There have also been more formalized collaborations supported with monetary assistance from the Mathey College office, which has a fund set aside for the collective; A.K. Williams ’15 and Ioana Ferariu ’15, who met through the collective, are working on an interactive art piece with funding from the college. Mathey will use Collective funds to renovate the basement of Edwards Hall into a music recording studio. Even so, the collective has used its funding in a largely consumptive nature, said Colón, primarily requesting funds to travel to and attend shows in New York City.

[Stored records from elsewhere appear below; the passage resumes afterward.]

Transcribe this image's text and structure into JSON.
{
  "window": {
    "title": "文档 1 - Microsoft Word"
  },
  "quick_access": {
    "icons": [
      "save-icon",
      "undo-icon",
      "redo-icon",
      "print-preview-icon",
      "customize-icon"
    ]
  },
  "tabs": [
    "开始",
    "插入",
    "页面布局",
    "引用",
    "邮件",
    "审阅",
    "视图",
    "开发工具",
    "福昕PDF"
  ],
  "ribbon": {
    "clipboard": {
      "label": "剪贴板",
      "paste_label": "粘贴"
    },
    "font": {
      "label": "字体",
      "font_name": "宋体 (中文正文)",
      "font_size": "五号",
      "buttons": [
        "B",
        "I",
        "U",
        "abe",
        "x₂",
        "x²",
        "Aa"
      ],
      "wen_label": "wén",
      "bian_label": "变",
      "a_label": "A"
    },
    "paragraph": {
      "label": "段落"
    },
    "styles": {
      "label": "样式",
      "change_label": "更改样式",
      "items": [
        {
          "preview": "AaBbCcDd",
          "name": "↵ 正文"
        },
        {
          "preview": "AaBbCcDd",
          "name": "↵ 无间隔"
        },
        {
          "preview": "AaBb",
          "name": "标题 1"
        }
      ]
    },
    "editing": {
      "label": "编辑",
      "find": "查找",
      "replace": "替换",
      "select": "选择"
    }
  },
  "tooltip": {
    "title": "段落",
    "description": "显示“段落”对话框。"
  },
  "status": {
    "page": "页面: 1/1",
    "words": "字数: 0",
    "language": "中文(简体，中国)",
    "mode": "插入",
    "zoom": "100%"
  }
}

In its fledgling state, the Edwards Collective is the closest Princeton comes to having an arts community, but is obscure and closed. A selective, residential community excludes student-artists who are not members, and it may even move conversations about art away from public spaces and into the niche, private sphere of the arts collective. But the collective does not have a monopoly on campus artists, and members typically invite other student-artists to shows and trips. The fact that it even exists is a testament to the fact that the University is at least attempting to foster arts communities, albeit with mixed success.

* * *

In early October, Zhou took me on a brief tour of the visual arts studio space on the fourth floor of 185 Nassau Street. Paint splotches dot the wooden floors, and the white partitions that divide up the room butt up against one another to form a mass of studios in the center of the space. The studios are one of the few spaces on this campus that are actively shaped by the people who use them—facilities staff does not silently reset them to a default state every morning—and paint-stained artifacts and the messiness serve as a reminder that this is very much a lived-in space. It was empty then, but I could not help but imagine artists filling the studios and covering their walls and hands with charcoal and paint and wireframes, practicing capital-A Art not because of, but in spite of this school.

As we finished our loop around the room and circled back to the elevator, we lingered under the skylight as the car made its way up to us. When the doors opened, I stepped inside alone.

“I’m going to my studio to do some more problem sets,” Zhou said.

The doors closed.

Correction: An earlier version of this article mischaracterized the genesis of graphic design courses in the Lewis Center’s Program in Visual Arts. They were the product of then-newly appointed program director Joe Scanlan, not a direct response to undergraduate pressure. The Nassau Weekly regrets the error.